• _To do_: Your task is to copy each line of the material that includes "group".

- Opening Delimiter -

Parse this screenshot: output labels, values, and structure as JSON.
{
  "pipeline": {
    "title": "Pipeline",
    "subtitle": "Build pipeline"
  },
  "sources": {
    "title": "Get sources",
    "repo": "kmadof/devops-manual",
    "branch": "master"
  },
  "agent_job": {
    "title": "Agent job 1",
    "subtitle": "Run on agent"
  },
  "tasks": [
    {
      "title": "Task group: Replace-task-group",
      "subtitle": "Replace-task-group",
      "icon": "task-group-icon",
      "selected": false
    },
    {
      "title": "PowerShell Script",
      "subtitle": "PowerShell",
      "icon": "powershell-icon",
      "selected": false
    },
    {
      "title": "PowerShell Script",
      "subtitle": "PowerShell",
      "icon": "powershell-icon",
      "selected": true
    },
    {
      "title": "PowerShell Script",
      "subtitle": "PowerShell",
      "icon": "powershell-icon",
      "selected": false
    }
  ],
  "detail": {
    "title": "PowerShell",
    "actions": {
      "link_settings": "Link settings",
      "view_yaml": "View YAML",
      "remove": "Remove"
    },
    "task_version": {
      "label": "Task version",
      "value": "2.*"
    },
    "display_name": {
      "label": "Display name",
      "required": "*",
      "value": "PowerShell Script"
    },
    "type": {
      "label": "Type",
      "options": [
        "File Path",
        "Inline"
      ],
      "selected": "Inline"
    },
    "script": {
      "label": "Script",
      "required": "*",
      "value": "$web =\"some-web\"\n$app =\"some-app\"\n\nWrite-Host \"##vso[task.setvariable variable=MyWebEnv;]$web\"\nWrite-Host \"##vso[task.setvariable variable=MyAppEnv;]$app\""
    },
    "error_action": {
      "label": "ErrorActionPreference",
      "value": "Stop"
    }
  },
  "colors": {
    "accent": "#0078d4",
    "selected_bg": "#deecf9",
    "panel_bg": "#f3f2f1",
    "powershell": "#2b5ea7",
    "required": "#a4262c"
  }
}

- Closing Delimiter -

• _Answer section_:
      "title": "Task group: Replace-task-group",
      "subtitle": "Replace-task-group",
      "icon": "task-group-icon",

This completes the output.